Part 2: What Does It Mean to Live with Your Parents in Your 20s or 30s?
Welcome to Part 2 of the two-part series on the meaning of the international trend toward more adult children living with their parents. I have been generating questions and answers based on my reading of Katherine Newman’s new book, The accordion family: Boomerang kids, anxious parents, and the private toll of global competition, and the recent Pew report on the same topic. Part 1 is here.
Even in difficult economic times, aren’t there options for young adults other than living with their parents?
Theoretically, yes, but you would have to give up some things to pursue them. You could share a place with friends if you could find compatible people and a decent place. Still, that could end up costing you more than if you move back home. Also, your friends may be less inclined than your parents to make dinner for you or throw some of your clothes in with the rest of the laundry.
Another option is to live on your own or with friends in a very frugal way. In my college days, hardly anyone ever wore anything other than ratty old blue jeans. There were no techie gadgets to buy, nor even any computers.

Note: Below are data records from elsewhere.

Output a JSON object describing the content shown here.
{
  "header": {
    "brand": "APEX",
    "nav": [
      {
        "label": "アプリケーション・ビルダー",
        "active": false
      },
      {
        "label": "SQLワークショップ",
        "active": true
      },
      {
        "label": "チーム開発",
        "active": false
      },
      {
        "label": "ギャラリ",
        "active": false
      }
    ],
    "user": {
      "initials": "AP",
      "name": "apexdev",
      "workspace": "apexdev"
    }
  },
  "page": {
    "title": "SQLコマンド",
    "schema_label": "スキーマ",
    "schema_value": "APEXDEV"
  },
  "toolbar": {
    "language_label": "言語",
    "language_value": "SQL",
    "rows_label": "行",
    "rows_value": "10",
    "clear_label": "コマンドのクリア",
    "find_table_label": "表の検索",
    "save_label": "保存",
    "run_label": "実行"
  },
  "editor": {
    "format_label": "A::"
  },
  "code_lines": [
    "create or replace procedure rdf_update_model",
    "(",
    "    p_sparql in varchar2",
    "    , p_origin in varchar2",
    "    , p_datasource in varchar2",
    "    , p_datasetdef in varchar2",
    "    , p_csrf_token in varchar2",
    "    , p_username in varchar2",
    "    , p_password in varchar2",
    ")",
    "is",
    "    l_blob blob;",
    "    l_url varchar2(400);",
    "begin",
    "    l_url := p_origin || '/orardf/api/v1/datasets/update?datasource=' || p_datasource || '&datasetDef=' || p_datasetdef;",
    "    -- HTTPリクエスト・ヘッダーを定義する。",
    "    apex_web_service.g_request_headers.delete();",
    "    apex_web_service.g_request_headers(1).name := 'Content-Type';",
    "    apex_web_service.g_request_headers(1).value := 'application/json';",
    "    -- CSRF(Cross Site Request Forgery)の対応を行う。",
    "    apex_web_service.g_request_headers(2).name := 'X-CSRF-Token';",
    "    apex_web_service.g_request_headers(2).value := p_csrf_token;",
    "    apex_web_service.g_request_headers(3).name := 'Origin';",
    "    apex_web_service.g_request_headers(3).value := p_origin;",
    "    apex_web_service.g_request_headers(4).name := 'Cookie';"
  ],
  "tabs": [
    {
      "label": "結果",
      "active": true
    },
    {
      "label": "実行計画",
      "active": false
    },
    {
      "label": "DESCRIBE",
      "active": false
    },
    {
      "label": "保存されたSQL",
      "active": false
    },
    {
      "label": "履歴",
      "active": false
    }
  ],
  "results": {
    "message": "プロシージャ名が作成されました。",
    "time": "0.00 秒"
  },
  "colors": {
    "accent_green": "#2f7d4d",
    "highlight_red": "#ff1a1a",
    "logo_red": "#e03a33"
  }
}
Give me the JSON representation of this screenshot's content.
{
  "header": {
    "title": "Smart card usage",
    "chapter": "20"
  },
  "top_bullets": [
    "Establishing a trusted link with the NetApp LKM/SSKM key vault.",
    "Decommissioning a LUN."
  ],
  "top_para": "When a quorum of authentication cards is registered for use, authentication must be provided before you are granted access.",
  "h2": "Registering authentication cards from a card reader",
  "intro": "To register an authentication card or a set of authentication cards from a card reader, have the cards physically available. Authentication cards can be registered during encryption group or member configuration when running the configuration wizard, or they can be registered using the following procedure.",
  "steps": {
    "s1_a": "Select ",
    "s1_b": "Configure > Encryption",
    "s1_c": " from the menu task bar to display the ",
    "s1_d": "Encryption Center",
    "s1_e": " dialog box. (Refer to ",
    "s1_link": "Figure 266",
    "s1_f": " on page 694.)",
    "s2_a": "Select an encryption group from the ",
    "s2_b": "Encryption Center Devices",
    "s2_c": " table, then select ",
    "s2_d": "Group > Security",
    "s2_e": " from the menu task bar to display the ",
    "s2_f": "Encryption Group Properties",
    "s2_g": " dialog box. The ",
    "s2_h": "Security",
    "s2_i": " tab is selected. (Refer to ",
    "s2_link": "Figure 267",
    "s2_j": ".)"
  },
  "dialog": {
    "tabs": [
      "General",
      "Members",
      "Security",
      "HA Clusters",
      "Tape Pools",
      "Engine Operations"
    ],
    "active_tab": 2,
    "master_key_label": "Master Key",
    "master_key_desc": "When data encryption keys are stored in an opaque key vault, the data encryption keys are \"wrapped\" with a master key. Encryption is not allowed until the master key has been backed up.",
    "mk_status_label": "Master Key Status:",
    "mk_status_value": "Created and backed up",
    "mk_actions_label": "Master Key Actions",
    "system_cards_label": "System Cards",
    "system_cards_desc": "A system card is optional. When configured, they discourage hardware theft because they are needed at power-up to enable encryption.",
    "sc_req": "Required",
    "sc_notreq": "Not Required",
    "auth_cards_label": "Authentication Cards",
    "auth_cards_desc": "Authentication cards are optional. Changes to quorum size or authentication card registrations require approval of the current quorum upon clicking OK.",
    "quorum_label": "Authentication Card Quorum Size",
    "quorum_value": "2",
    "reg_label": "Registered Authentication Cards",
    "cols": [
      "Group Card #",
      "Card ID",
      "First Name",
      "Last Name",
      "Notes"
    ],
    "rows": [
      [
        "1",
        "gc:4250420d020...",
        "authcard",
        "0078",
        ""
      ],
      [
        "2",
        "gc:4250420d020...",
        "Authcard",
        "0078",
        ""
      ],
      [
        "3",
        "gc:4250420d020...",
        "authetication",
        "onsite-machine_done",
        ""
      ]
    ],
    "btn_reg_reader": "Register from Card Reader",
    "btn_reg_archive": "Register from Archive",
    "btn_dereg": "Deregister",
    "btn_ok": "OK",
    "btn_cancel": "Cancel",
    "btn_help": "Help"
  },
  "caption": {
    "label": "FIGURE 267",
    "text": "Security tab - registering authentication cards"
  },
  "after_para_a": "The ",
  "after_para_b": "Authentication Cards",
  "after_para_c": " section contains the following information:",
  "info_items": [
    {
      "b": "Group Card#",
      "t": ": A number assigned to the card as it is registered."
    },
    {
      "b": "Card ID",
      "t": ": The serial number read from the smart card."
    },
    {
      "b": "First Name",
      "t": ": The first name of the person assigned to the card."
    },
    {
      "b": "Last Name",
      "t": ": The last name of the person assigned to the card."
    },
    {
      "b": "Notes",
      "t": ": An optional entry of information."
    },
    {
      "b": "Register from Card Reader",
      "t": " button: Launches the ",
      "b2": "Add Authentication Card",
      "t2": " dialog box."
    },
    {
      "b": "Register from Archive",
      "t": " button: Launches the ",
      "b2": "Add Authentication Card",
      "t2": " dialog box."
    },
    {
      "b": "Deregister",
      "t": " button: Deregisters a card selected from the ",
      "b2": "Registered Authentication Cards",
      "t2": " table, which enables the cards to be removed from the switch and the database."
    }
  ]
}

If you came from money, it was decidedly un-hip to let that be evident. Newman argues that today’s young adults are less willing to forego the kinds of expenses that, for many, have become ordinary. (Her evidence comes largely from interviews. I don’t know if there is other research that supports her argument.)
When young adults live with their parents, aren’t they all at each other’s throats?
The typical answer seems to be no. When the Pew researchers asked a representative sample of young adults the question, “How does living with mom and dad affect the relationship,” 47% said it made no difference, 34% said that it was good for the relationship, and only 18% said it was bad. (The others didn’t answer or said they weren’t sure.)
That was for all adults, ages 18 to 34, living with their parents. The results are not quite as promising for the older half (the 25 to 34 year olds) or for those who said specifically that they were living with their parents because of economic factors. Even in those two instances, though, the results were that about half said it made no difference, and the other half was about evenly split between those who said that living together was good for the relationship vs. bad for the relationship.
So why aren’t young adults and their parents at odds with each other when they live together?
A few reasons. First, since their “kids” are no longer really kids, the parents do not do as much rule-setting and intrusive supervising. Second, Newman suggests, today’s parents and their adult children have more interests in common than they did in the past. In fact, the dad who is distant and remote and the mom who is perplexed by “kids these days” are yesterday’s stock figures. Many parents and grown kids help each other and actually enjoy one another’s company. (No, not all do.)
Didn’t you tell us, when you were talking about the increase in living alone, that 40-45% of all households are single-person homes in Norway, Swededn, Denmark, and Finland? So are young adults in those countries moving back with their parents, too?
No! Globalization does affect those countries, too, but they are strong welfare states. In the United States, welfare is a dirty word. But what that means in Nordic countries is that yes, you pay very high taxes, but in return, you get many social benefits and protections. Young adults have lots of access to free or inexpensive higher education and plenty of affordable housing. They have the means to live apart from their parents and most do.
Aren’t 20- and 30-somethings stigmatized for living with their parents? For that matter, aren’t the parents stigmatized, too?
It depends on the country. In Italy, 37% of 30-year old men have never left home. Apparently, their mothers are mostly fine with that.
Japanese parents are none too pleased. They think their kids are not ambitious enough or that they have been too soft in their parenting. As a social psychologist, that made me feel smug. One of the fundamental social psychological insights is that people tend to give individuals too much credit or blame in causing their own outcomes, while overlooking the importance of the immediate situation and the big-picture context. Globalization and a bad economy are parts of that big picture – there just are not as many opportunities for good, secure jobs as there once was.
Well, then I got to the section on Spain and my bubble of self-satisfaction burst. There, the parents are more likely to blame the government for not providing enough help and protections.
In the United States, the attitude toward the young adults living at home seems to depend on what those grown kids are up to. If they are working on advanced degrees or taking internships or getting some other training in their fields of interest, then parents are usually okay with having them at home. If they are just playing video games, that’s something else entirely.
Father and son photo available from Shutterstock.
DePaulo, B. (2012). Part 2: What Does It Mean to Live with Your Parents in Your 20s or 30s?. Psych Central. Retrieved on February 9, 2016, from http://blogs.psychcentral.com/single-at-heart/2012/03/part-2-what-does-it-mean-to-live-with-your-parents-in-your-20s-or-30s/